11th Gen Intel® Core™ processors:
  • Each measurement adds no more than 102 ns overhead (52 ns average)
  • Accurately measures intervals starting from 15 ns
Intel Atom® x6000E Series processors:
  • Each measurement adds no more than 608 ns overhead (220 ns average)
  • Accurately measures intervals starting from 60 ns
Results may vary. Testing conducted November 12, 2020. Configuration:
  • 11th Gen Intel® Core™ processor:
    • Hardware: QVD5 (B2)
    • BSP: TGL_external_ER57 + Intel® TCC dependencies layer
    • BIOS: TGLIFUI1.R00.3455.A02.2011240812
    • Intel® TCC Mode enabled.
    • No software SRAM regions.
  • Intel Atom® x6000E Series processor:
    • Hardware: QV3J (B0 fuse rev.11) + 44698-201 customer reference board
    • BSP: EHL_external_Beta3 + Intel® TCC dependencies layer
    • BIOS: EHLSFWI1.R00.2463.A12.2012141439
    • Intel® TCC Mode enabled.
    • No software SRAM regions.
  1. Set real-time settings:
    • Scheduler: 99 FIFO
    • CPU 3
    • Interrupts disabled
  2. Determining the minimum interval: Run start and stop measurements without anything else. Calculate minimum, average, and maximum.
  3. Determining the overhead: Measure start and stop. Calculate minimum, average and maximum.

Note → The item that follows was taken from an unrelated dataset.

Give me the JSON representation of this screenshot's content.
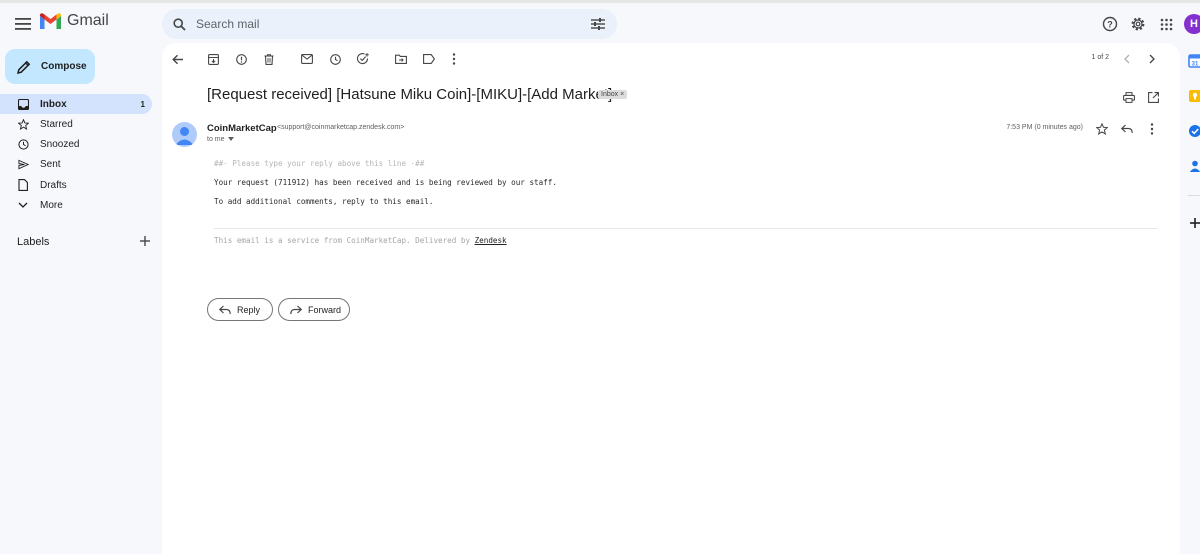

Usage Model

To summarize, follow these steps to analyze your workload:
  1. Instrument your code using ITT APIs: See Instrument the Code. For examples of instrumenting the code, see Single Measurement Sample and Multiple Measurements Sample.
  2. Set up the collector using environment settings and run your instrumented application: See Control Data Collection.
  3. Analyze the results:

Product and Performance Information


Performance varies by use, configuration and other factors. Learn more at